    in any case I don't suppose for a moment that we can understand why the girl committed suicide. Girls of that class -- Sheila : Mother, don't--please don't For your own sake, as well as ours, you musn't.--- Mrs Birling: Musn't - what?

  2. Compare and contrast the characters of Mr. Birling and Sheila Birling in their attitudes ...

    Birling only cares about what other people will think rather than what has happened to Eva Smith or his family. Mr. Birling immediately blames Eric because he doesn't want to be guilty or accept his responsibility. However, in contrast, Sheila accepts that she had a part to play in the death of Eva Smith.

  1. "Public men, Mr Birling, have their responsibilities as well as their privileges." Show how ...

    This puts their relationship into doubt, something that no doubt Mr Birling would be displeased about. Mrs Birling shows characteristics in some ways, to be very similar to her husband, and denies any responsibility herself, instead choosing to blame others, which later becomes a very bad decision.

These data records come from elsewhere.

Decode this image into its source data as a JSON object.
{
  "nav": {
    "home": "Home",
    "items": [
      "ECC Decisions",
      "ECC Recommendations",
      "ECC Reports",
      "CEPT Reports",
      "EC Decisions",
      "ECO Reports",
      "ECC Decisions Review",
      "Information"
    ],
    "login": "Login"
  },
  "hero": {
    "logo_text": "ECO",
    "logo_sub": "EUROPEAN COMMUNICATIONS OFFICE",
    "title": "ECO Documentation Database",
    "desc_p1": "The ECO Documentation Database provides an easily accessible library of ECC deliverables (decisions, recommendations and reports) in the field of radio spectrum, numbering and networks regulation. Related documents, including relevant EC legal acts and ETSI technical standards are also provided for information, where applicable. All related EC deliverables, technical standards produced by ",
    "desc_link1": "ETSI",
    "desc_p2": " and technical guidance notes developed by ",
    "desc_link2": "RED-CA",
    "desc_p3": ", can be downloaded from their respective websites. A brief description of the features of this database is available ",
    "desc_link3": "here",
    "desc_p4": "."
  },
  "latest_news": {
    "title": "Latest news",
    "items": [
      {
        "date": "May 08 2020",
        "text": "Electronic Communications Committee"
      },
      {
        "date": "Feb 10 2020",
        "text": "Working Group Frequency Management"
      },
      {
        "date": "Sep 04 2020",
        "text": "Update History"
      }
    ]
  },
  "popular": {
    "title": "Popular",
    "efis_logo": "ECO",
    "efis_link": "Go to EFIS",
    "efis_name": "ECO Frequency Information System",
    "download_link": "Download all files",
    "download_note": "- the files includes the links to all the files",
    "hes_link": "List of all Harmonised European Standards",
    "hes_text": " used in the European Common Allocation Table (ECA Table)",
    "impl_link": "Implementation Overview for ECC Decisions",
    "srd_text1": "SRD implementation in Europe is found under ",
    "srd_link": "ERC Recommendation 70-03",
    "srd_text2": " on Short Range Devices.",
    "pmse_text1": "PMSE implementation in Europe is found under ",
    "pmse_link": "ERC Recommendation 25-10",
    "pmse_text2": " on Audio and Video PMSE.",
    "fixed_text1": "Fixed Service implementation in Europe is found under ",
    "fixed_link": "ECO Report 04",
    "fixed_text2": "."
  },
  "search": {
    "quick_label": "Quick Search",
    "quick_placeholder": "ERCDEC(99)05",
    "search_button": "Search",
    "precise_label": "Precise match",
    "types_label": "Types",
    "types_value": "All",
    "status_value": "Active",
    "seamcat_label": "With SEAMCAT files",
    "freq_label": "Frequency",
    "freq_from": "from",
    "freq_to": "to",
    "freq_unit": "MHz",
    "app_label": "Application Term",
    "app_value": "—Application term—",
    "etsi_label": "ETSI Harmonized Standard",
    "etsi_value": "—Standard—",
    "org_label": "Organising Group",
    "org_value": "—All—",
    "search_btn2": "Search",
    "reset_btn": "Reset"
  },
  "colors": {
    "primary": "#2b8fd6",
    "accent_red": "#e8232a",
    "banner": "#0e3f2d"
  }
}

  2. What were the inspector's intentions in visiting the Birlings? How successful was he in ...

    Sheila Sheila Birling is questioned next by the Inspector. Sheila first became acquainted with Ms Smith when Eva received a job at Milwards, a well-known department store. Sheila and her mother made purchases at this store frequently. Eva worked as a sales assistant at this store and Sheila got Eva

  1. An Inspector Calls. Explore the social and political views of the Birlings and the ...

    Birling is very pleased as this will mean he gains a lot of respect and he will be making a lot of money and progress in his business. Mr Birling wanted to have a superior social class amongst the other members of that certain his social class.

  2. An Inspector Calls - How Priestley reflects social attitudes and political stances

    The combination of a typical 'must not complain' mentality and the inferior extremity of the situation compared to Tsarist Russia gave the British Working Class no inspiration for a revolution and therefore no possibility of change. Another key detail concerning the play's setting is the fact that the scene location never changes throughout the storyline.

  1. In what ways does the story of Eva Smith's life, as revealed by the ...

    going to get any more pay, she keeps trying to get more until eventually getting fired. Then instead of going back and asking for her job back she finds a new job. Eva "died in misery and agony." This reflects her seclusion and shows that she must have been dejected

  2. About the characters

    * The Inspector says that she is only partly responsible and later on, when he is about to question Gerald, he encourages her to stay and listen to what he has to say so that she doesn't feel entirely responsible * Not only is she prepared to admit her faults,

  • Over 160,000 pieces
    of student written work
  • Annotated by
    experienced teachers
  • Ideas and feedback to
    improve your own work